Negative Press Coverage, Litigation Risk, and Audit Opinions in China
72 Pages Posted: 21 Jan 2014 Last revised: 16 Jan 2017
Date Written: January 15, 2017
Exploiting a legal regime change in China in 2005 that significantly increased auditors’ legal liability, we reexamine why auditors are more likely to issue modified audit opinions (MAOs) to clients who receive negative press coverage before audit report dates. We find that the probability for auditors to issue MAOs is significantly positively associated with negative press coverage during 2001-2009, consistent with findings using the U.S. data. More importantly, we find that such a positive relation does not exist in the low litigation risk period (2001-2004) and is present only in the high litigation risk period (2006-2009). Moreover, we separate negative press coverage into (1) accounting-related and (2) non-accounting negative news reports or (3) first-reported and (4) repeated negative news reports.

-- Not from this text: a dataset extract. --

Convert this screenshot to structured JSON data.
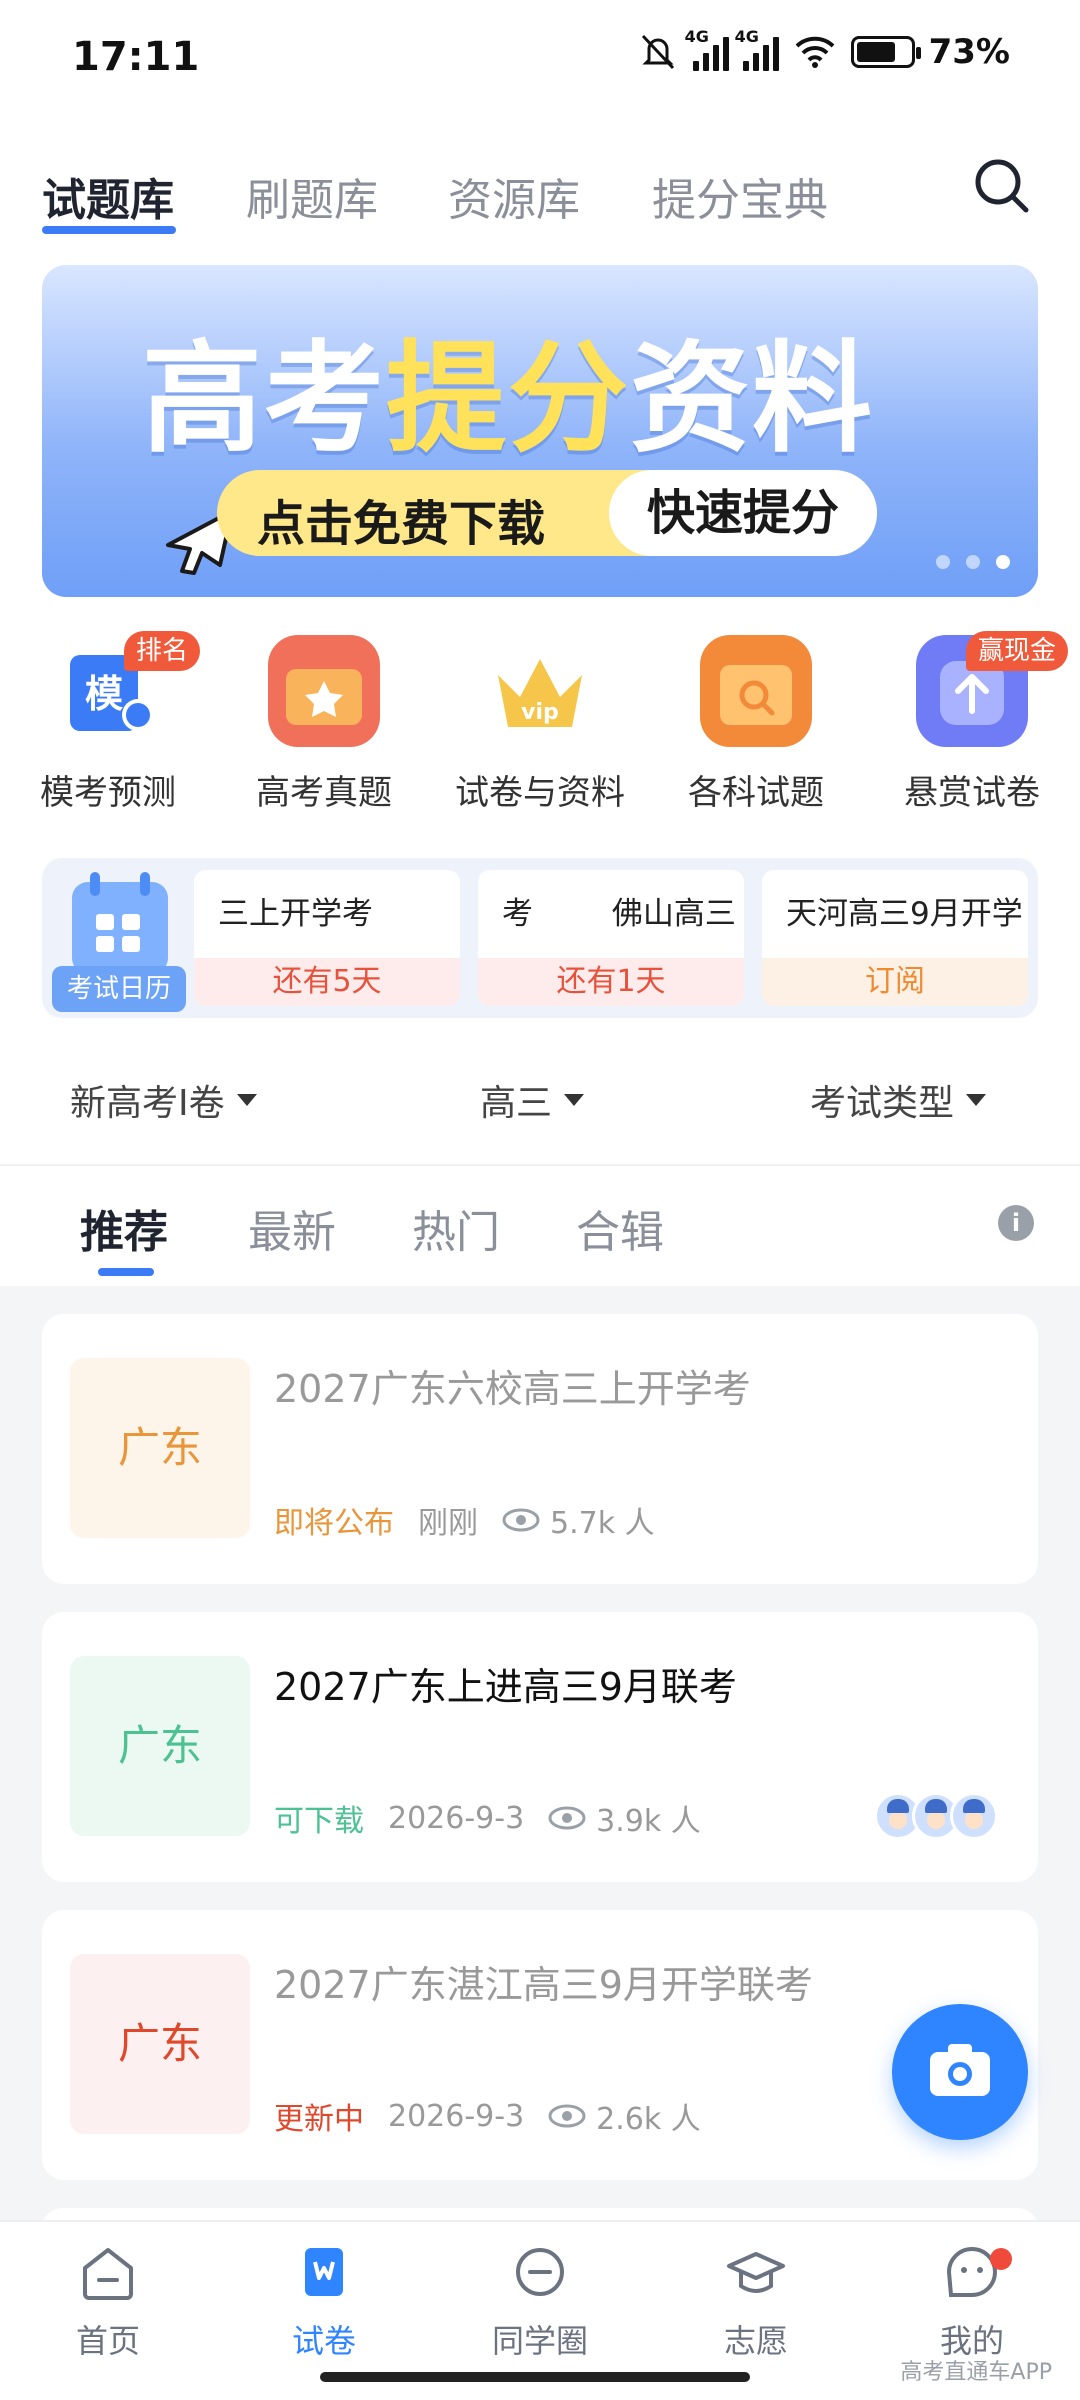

We find that the probability for auditors to issue MAOs is unrelated to any of these four measures of negative press coverage in the low litigation risk period, and is positively related to accounting-related, non-accounting, and first-reported negative press coverage in the high litigation risk period. Finally, additional analyses on regulatory sanctions in the year after negative press coverage rule out the possibility that the observed no relation between issuing MAOs and negative press coverage in the low litigation risk period is due to slack regulatory sanctions in that period. Taken together, our findings suggest that auditors increase the probability of issuing MAOs to firms receiving negative press coverage to mitigate a perceived increase in litigation risk stemming from negative press coverage in the high litigation risk period.
Keywords: Media, Press Coverage, Litigation Risk, Bankruptcy Risk, Audit Opinions
JEL Classification: M4, K2
Suggested Citation: Suggested Citation